Continuing our can’t stop/won’t stop love for matte black hardware, we chose a new wall-mounted sconce which matches the ceiling fixtures in the kitchen, thereby eliminating the last of the brass light fixtures in this house. Then for the accessories, we took our own advice from the kitchen project and decided to up the game on top of our cheap-o vanity selection, and selected the Rejuvenation Beckett Finger Pull to add a bit of punch and texture with its black leather. On the wall, we chose the Rounded Rectangle Yaquina Mirror for above the vanity, which gives a bit of a retro touch but the oil-rubbed bronze mounts at top and bottom throw in a modern, industrial touch. Then the West Slope Towel Ring and Toilet Paper Holder come together to round out our functional needs. We took a risk in blending so many different, non-family fixtures in such a small space but feel that they all come together and complement one another well, and the well-made pieces are the right investment in the right place. When we moved in, we couldn’t resist the opportunity to throw in the Organic Gauze Candlewick Hand Towel to add a bit of soft sweetness, and rounded out the experience for our guests with the Lightwell x water street Teak Hand Soap. While we wanted to remodel this room to look and function better than we found it, we wanted to create a lovely experience for our visitors and so far we’ve received rave reviews so think we aced this one!

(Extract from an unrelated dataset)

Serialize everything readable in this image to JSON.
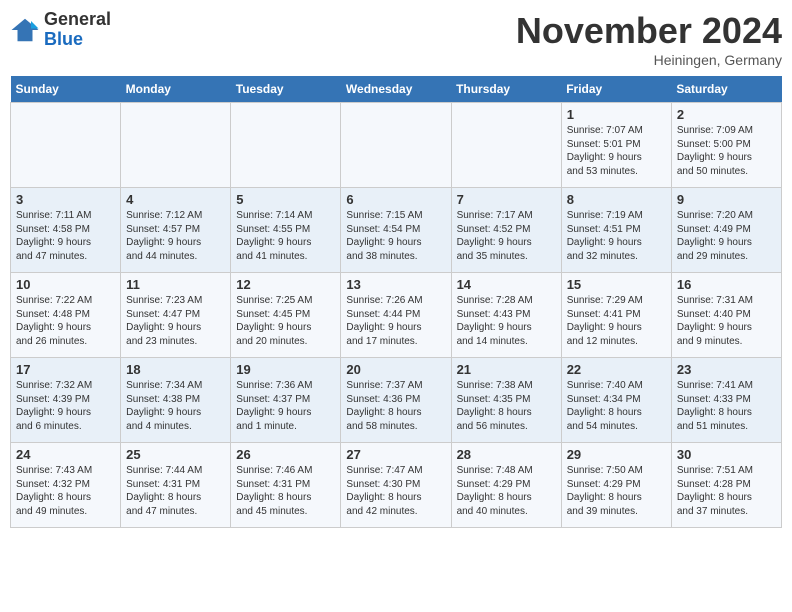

With the walls already pretty busy, we decided to keep it simple and not try to fight the graphic of the wallpaper itself. We’ve had a special print in storage that we found from a Wisconsin-based artist at a West Elm Local in-store pop-up that we knew would be just the right touch, and we’ve left it at that. You know by now that we love a gallery wall, but we repressed the urge this time around in favor of simplicity. Since we only had horizontal surface at the window sill here, we again turned to a Foundations Vase to hold some dried naturals, then picked up (another) air plant at our local West Elm store and mounted it in a little black geometric frame that we suspended from the ceiling on a thin leather string. We’ve kept all of the decorative focus in here on organic objects and motifs, and for a room whose function is to serve hygiene, it feels great to us!
Nice and neat, huh? Another one in the books, and with this we finish up the main level of the remodel at the Midwest Malibu Cottage! We’ve finally touched every square inch of this floor, which is just mind-blowing to us, such a milestone in our work here, but we aren’t done yet! There are still two rooms left, as we hop down the stairs and begin the overhaul of our finished basement, where we’ll be overhauling the Family Room and Workroom spaces, so stick around and we’ll be back in no time flat with more reveals. Between then and now you can always find more details and background stories on Instagram (@florals4spring / @kielaaron) – be back soon with our next project!